Our preaching text for this Sunday, February 5, is I Corinthians 12: 1-12. It is written for Corinthian Christians who are looking to worldly standards for validation. Of particular concern to Paul is the Corinthian penchant for “wisdom.” While we might think of this as a broad category, I think the modern-day corollary might be self-help literature. “You Are a Badass,” “The Power of Habit,” and “Mastering Your Mean Girl” are some current titles.

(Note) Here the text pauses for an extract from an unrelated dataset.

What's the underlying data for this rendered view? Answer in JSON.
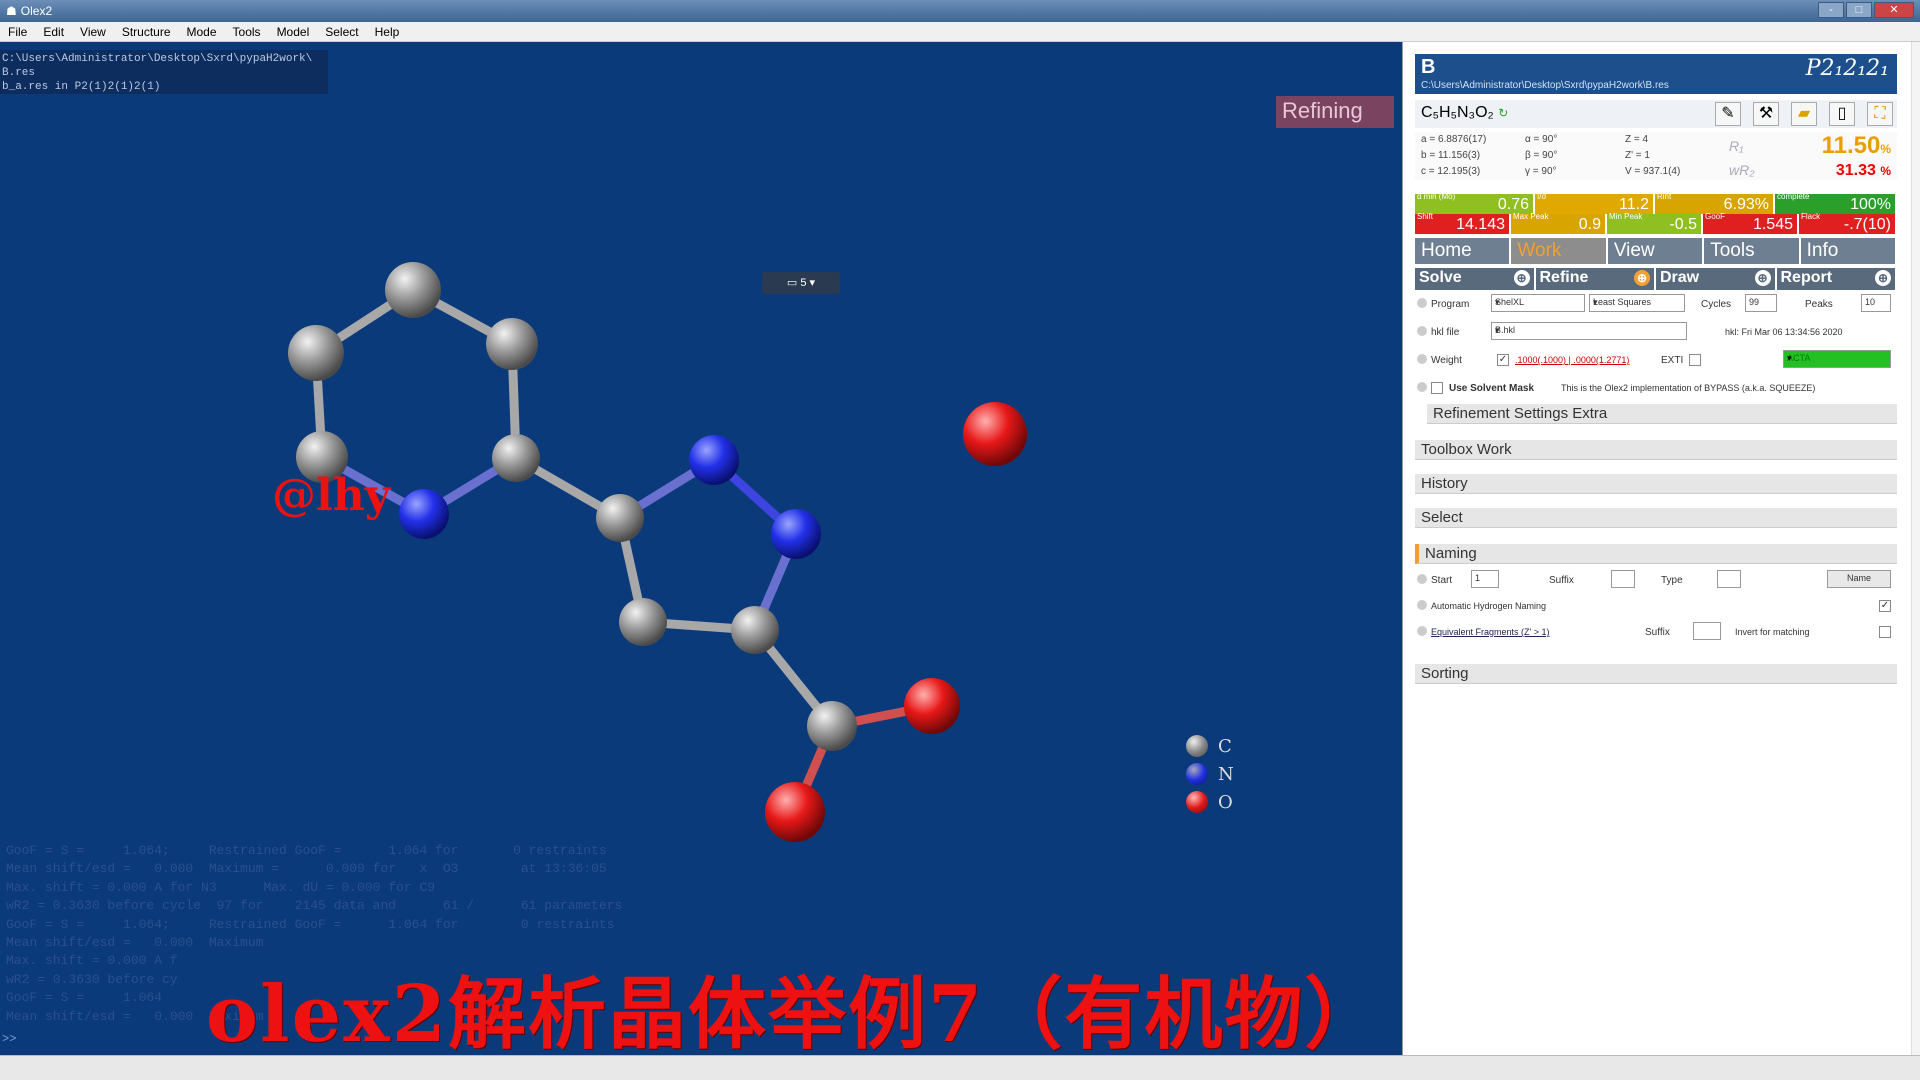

The Christian equivalent are people like Paula White, the “prosperity Gospel” preacher Donald Trump had at his inaugural. Her theology, which was seen in previous preachers like Norman Vincent Peale (President Trump’s pastor growing up), is antithetical to the Gospel of Jesus Christ and deeply unbiblical. Yet it makes promises about who you can be and what you can get if you just pray right, believe right, live right, etc. “And look at me,” they conclude, pointing to their big sanctuaries, nice clothes, well-coiffed hair and awfully nice cars. “Jesus wants this for you.”
Jesus says nothing of the sort. In fact, as Paul notes, the way of Jesus led to crucifixion. Which might be why Paul speaks of coming to the Corinthians with fear and trembling, knowing that people wanted success on all levels and a God who showed it and promised it. Instead Paul comes talking about a convicted criminal who died a shameful death on a cross. That same man told his disciples that his fate might be theirs. About him, Paul asks, “Who’s with Jesus?”
Paul himself was nothing to look at or believe. He is described as short, with perhaps a speech impediment. He has been thrown in jail, run out of town, betrayed by friends and said to be a liar. Ouch! “But trust me,” Paul says, “this is what it looks like to follow Jesus.”
And some people did trust Paul. And they did follow Jesus. Consequently their world turned upside down and they started hanging out with people unlike them and living lives of purpose and strength. This, Paul says, is God’s power. Not my words and not my wisdom, but God’s Word in Jesus and the foolishness to believe that Jesus rose from the dead and gives life to people who live as though they are dead.
I’m not sure where I am taking that this weekend. But it is a lot to chew on. I hope the preachers and prayers at the National Prayer Breakfast tomorrow represent this Gospel to the Washington elite. Imagine what it would be like if they led humble, servant lives?